* Work instruction
The data below should be printed in full, exactly, and without any of its images.

[[ Provided records open ]]

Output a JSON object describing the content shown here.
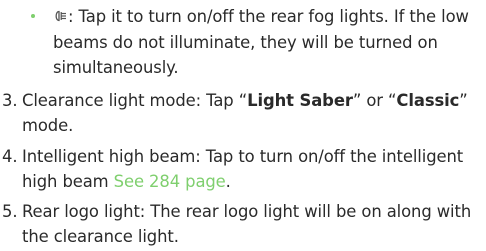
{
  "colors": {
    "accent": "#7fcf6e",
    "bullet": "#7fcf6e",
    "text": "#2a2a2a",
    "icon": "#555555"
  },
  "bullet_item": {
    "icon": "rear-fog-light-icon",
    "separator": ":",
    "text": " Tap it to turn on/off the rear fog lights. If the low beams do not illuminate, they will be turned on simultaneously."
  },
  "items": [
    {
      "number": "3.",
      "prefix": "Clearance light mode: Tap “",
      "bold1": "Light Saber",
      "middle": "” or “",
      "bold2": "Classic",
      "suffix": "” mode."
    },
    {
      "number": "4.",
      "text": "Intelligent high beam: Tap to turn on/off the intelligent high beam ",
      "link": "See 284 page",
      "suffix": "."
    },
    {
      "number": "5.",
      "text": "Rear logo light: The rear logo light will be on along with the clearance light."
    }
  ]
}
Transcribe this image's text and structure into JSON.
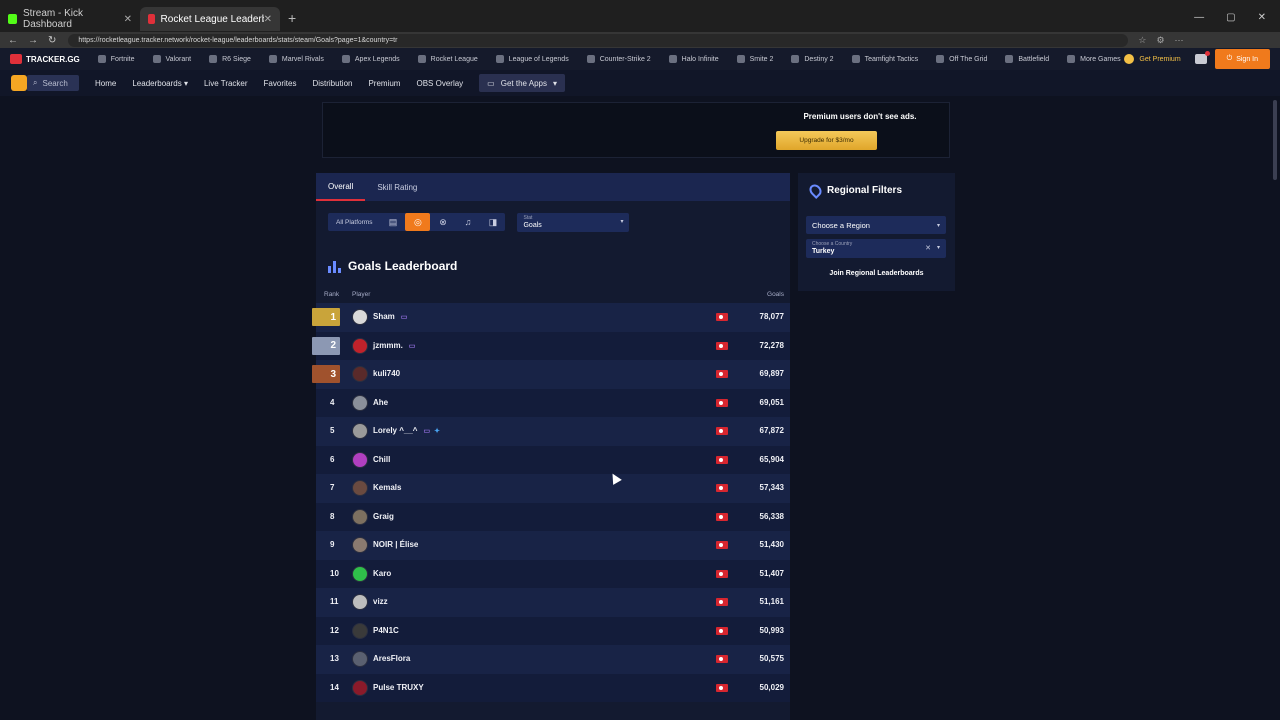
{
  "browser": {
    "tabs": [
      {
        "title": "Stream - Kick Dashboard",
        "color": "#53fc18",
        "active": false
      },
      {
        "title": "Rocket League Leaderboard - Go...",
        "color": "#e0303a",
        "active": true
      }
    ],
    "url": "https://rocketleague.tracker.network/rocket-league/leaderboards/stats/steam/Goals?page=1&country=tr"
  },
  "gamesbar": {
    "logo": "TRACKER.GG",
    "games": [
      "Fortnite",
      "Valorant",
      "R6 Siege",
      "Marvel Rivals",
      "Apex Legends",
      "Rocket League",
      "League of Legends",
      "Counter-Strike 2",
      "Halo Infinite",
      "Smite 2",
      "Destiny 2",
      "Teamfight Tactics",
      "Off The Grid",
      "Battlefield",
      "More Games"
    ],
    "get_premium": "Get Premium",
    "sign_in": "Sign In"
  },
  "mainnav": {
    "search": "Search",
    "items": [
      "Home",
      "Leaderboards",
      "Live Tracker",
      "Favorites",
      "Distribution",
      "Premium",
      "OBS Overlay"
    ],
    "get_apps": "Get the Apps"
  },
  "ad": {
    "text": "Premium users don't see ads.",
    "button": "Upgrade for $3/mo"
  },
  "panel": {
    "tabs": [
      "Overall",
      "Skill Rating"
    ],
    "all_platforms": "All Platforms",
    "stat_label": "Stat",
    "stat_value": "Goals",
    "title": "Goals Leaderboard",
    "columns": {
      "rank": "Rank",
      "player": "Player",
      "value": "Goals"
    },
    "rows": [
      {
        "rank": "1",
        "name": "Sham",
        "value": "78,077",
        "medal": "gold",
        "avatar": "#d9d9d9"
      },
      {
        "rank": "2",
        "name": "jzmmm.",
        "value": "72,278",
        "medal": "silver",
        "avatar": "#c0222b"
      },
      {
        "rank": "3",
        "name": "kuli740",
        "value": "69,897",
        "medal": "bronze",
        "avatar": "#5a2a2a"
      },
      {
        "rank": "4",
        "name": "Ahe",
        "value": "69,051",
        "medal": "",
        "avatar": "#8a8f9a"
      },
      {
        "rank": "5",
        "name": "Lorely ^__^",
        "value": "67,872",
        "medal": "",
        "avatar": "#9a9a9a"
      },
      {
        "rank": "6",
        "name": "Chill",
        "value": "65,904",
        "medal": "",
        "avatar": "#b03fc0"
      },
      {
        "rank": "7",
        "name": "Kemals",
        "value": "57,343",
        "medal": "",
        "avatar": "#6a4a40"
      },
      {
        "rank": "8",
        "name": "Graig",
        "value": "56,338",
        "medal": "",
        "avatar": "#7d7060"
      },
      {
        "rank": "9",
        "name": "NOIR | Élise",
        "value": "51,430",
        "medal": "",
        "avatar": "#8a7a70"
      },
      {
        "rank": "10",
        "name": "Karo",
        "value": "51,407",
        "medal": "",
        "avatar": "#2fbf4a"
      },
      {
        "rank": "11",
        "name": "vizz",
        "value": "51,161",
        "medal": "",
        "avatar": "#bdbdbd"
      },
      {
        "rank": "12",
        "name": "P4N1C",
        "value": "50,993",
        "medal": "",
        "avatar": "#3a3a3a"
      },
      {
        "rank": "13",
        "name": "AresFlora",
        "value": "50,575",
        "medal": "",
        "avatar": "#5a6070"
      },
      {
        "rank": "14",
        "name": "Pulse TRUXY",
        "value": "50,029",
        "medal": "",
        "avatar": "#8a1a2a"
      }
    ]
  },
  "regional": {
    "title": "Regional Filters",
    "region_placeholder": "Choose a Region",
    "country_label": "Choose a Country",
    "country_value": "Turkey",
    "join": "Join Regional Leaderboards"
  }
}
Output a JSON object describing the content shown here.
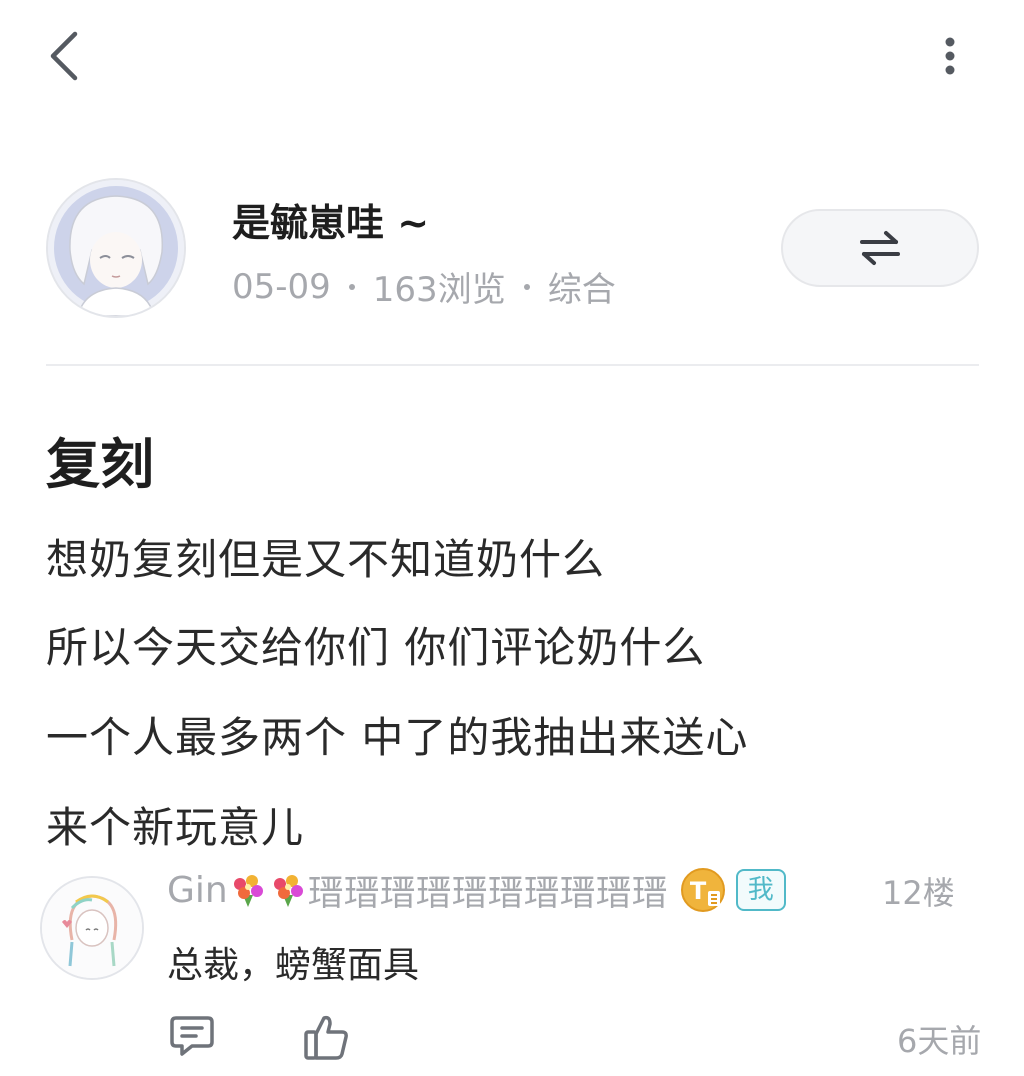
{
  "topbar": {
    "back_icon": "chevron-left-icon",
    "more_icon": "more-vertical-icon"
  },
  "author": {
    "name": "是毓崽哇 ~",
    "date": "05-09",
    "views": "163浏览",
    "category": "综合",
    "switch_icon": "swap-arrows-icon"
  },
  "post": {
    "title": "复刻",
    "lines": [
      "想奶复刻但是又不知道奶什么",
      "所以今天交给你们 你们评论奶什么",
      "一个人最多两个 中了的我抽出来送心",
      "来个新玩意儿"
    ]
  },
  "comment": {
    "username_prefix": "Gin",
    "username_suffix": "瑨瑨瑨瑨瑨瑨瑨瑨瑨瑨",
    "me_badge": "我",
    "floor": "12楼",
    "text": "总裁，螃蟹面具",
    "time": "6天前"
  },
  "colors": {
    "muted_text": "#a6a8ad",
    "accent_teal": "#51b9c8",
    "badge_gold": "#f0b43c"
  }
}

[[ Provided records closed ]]

* Solution for this exercise
Output a JSON object describing the content shown here.
{
  "colors": {
    "accent": "#7fcf6e",
    "bullet": "#7fcf6e",
    "text": "#2a2a2a",
    "icon": "#555555"
  },
  "bullet_item": {
    "icon": "rear-fog-light-icon",
    "separator": ":",
    "text": " Tap it to turn on/off the rear fog lights. If the low beams do not illuminate, they will be turned on simultaneously."
  },
  "items": [
    {
      "number": "3.",
      "prefix": "Clearance light mode: Tap “",
      "bold1": "Light Saber",
      "middle": "” or “",
      "bold2": "Classic",
      "suffix": "” mode."
    },
    {
      "number": "4.",
      "text": "Intelligent high beam: Tap to turn on/off the intelligent high beam ",
      "link": "See 284 page",
      "suffix": "."
    },
    {
      "number": "5.",
      "text": "Rear logo light: The rear logo light will be on along with the clearance light."
    }
  ]
}
Transcribe this image's text and structure into JSON.
{
  "browser": {
    "tabs": [
      {
        "title": "Stream - Kick Dashboard",
        "color": "#53fc18",
        "active": false
      },
      {
        "title": "Rocket League Leaderboard - Go...",
        "color": "#e0303a",
        "active": true
      }
    ],
    "url": "https://rocketleague.tracker.network/rocket-league/leaderboards/stats/steam/Goals?page=1&country=tr"
  },
  "gamesbar": {
    "logo": "TRACKER.GG",
    "games": [
      "Fortnite",
      "Valorant",
      "R6 Siege",
      "Marvel Rivals",
      "Apex Legends",
      "Rocket League",
      "League of Legends",
      "Counter-Strike 2",
      "Halo Infinite",
      "Smite 2",
      "Destiny 2",
      "Teamfight Tactics",
      "Off The Grid",
      "Battlefield",
      "More Games"
    ],
    "get_premium": "Get Premium",
    "sign_in": "Sign In"
  },
  "mainnav": {
    "search": "Search",
    "items": [
      "Home",
      "Leaderboards",
      "Live Tracker",
      "Favorites",
      "Distribution",
      "Premium",
      "OBS Overlay"
    ],
    "get_apps": "Get the Apps"
  },
  "ad": {
    "text": "Premium users don't see ads.",
    "button": "Upgrade for $3/mo"
  },
  "panel": {
    "tabs": [
      "Overall",
      "Skill Rating"
    ],
    "all_platforms": "All Platforms",
    "stat_label": "Stat",
    "stat_value": "Goals",
    "title": "Goals Leaderboard",
    "columns": {
      "rank": "Rank",
      "player": "Player",
      "value": "Goals"
    },
    "rows": [
      {
        "rank": "1",
        "name": "Sham",
        "value": "78,077",
        "medal": "gold",
        "avatar": "#d9d9d9"
      },
      {
        "rank": "2",
        "name": "jzmmm.",
        "value": "72,278",
        "medal": "silver",
        "avatar": "#c0222b"
      },
      {
        "rank": "3",
        "name": "kuli740",
        "value": "69,897",
        "medal": "bronze",
        "avatar": "#5a2a2a"
      },
      {
        "rank": "4",
        "name": "Ahe",
        "value": "69,051",
        "medal": "",
        "avatar": "#8a8f9a"
      },
      {
        "rank": "5",
        "name": "Lorely ^__^",
        "value": "67,872",
        "medal": "",
        "avatar": "#9a9a9a"
      },
      {
        "rank": "6",
        "name": "Chill",
        "value": "65,904",
        "medal": "",
        "avatar": "#b03fc0"
      },
      {
        "rank": "7",
        "name": "Kemals",
        "value": "57,343",
        "medal": "",
        "avatar": "#6a4a40"
      },
      {
        "rank": "8",
        "name": "Graig",
        "value": "56,338",
        "medal": "",
        "avatar": "#7d7060"
      },
      {
        "rank": "9",
        "name": "NOIR | Élise",
        "value": "51,430",
        "medal": "",
        "avatar": "#8a7a70"
      },
      {
        "rank": "10",
        "name": "Karo",
        "value": "51,407",
        "medal": "",
        "avatar": "#2fbf4a"
      },
      {
        "rank": "11",
        "name": "vizz",
        "value": "51,161",
        "medal": "",
        "avatar": "#bdbdbd"
      },
      {
        "rank": "12",
        "name": "P4N1C",
        "value": "50,993",
        "medal": "",
        "avatar": "#3a3a3a"
      },
      {
        "rank": "13",
        "name": "AresFlora",
        "value": "50,575",
        "medal": "",
        "avatar": "#5a6070"
      },
      {
        "rank": "14",
        "name": "Pulse TRUXY",
        "value": "50,029",
        "medal": "",
        "avatar": "#8a1a2a"
      }
    ]
  },
  "regional": {
    "title": "Regional Filters",
    "region_placeholder": "Choose a Region",
    "country_label": "Choose a Country",
    "country_value": "Turkey",
    "join": "Join Regional Leaderboards"
  }
}
Output a JSON object describing the content shown here.
{
  "topbar": {
    "back_icon": "chevron-left-icon",
    "more_icon": "more-vertical-icon"
  },
  "author": {
    "name": "是毓崽哇 ~",
    "date": "05-09",
    "views": "163浏览",
    "category": "综合",
    "switch_icon": "swap-arrows-icon"
  },
  "post": {
    "title": "复刻",
    "lines": [
      "想奶复刻但是又不知道奶什么",
      "所以今天交给你们 你们评论奶什么",
      "一个人最多两个 中了的我抽出来送心",
      "来个新玩意儿"
    ]
  },
  "comment": {
    "username_prefix": "Gin",
    "username_suffix": "瑨瑨瑨瑨瑨瑨瑨瑨瑨瑨",
    "me_badge": "我",
    "floor": "12楼",
    "text": "总裁，螃蟹面具",
    "time": "6天前"
  },
  "colors": {
    "muted_text": "#a6a8ad",
    "accent_teal": "#51b9c8",
    "badge_gold": "#f0b43c"
  }
}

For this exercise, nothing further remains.